The Independent revealed 18 months ago that the Afghan government was holding talks with Mr Hekmatyar, a former Mujaheddin leader and CIA protégé now blacklisted as an international terrorist by the US and the UN.
This, however, is the first time that Mr Karzai has been involved in face-to-face negotiations with Mr Hekmatayar's group, Hezb-I-Islami, and is seen by international diplomats as a significant step in winning over one of most active factions of the insurgency.
The delegation from Hezb-I-Islami presented a timeline for a proposed peace deal which would include Nato forces leaving within nine months, followed by national elections in which insurgents now taking part in the conflict would participate.
The timeframe for Nato withdrawal, similar to one proposed by the Taliban leadership, would not be acceptable to Mr Karzai or his Western backers. However, say diplomatic sources, they do provide an opening basis for further talks. The negotiations might also give the Afghan government and Nato an opportunity to try to widen the gap between the Hekmatyar camp and the Taliban. There have been armed clashes between fighters from the two groups in Baghlan, in the north of the country, and a Hezb-I-Islami commander subsequently defected to the government with his men.

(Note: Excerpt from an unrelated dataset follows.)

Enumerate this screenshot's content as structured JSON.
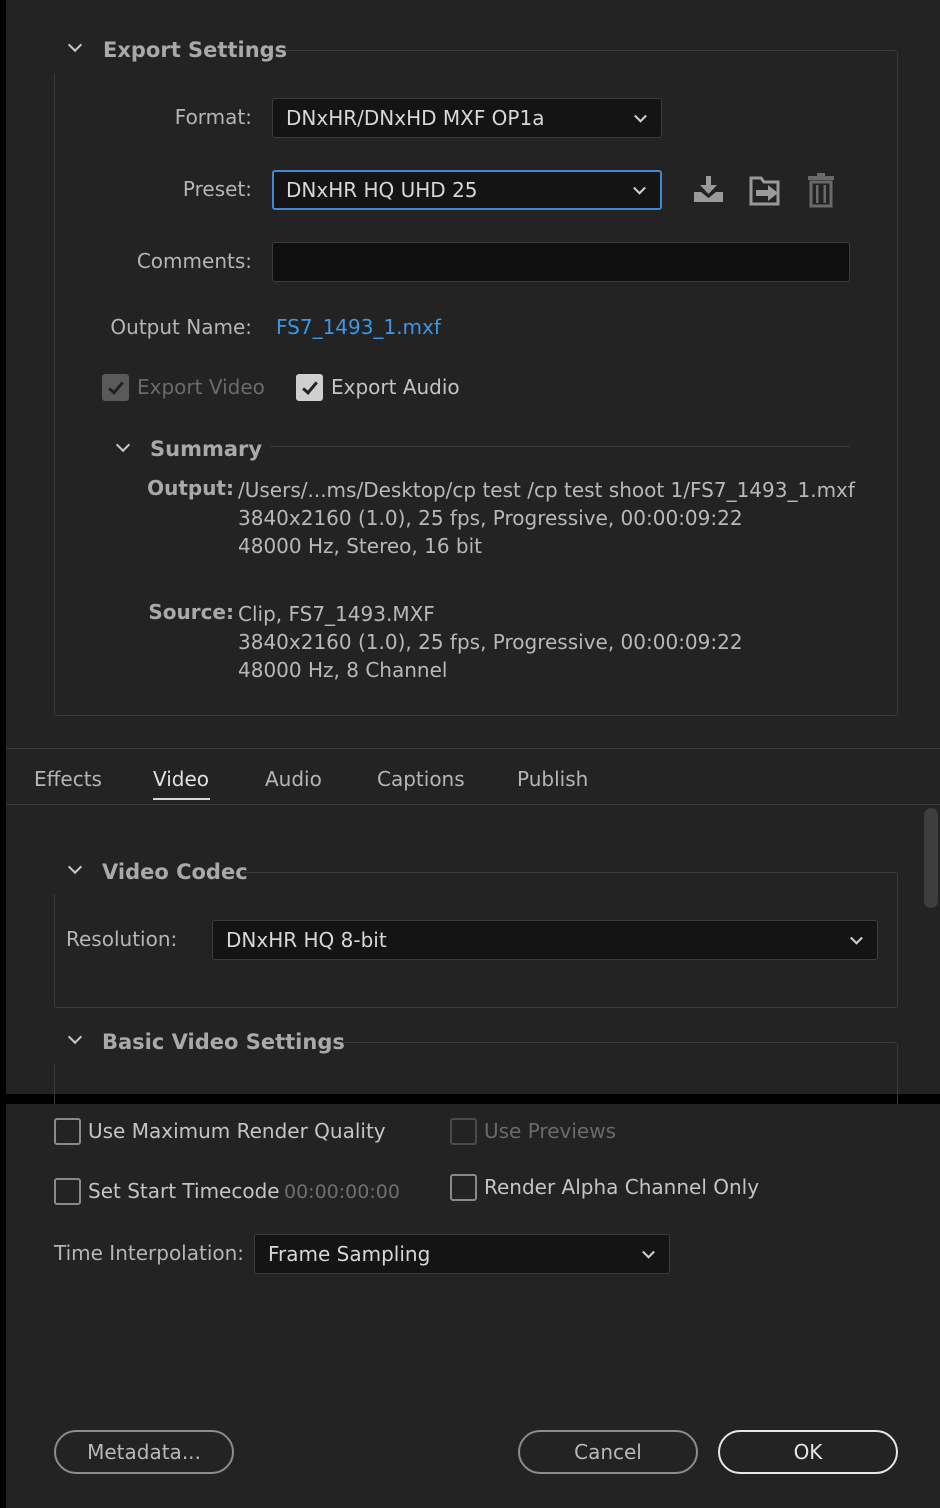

As a Mujaheddin commander against the Russians, Mr Hekmatayar was supported by the CIA and Pakistan. He later fell out with the Americans and based himself in Iran, from where he directed attacks on Nato in Afghanistan.
He is now believed to be in the tribal areas across the border in Pakistan. Although his forces are fighting inside Afghanistan, he has remained independent from the Taliban and is said to be at odds with its religious leader, Mullah Omar. Separate talks between Afghan officials and the main Taliban faction appear to have slowed following the arrest by the Pakistani authorities of Mullah Abdul Ghani Baradar, regarded as the Taliban's deputy commander.Reuse content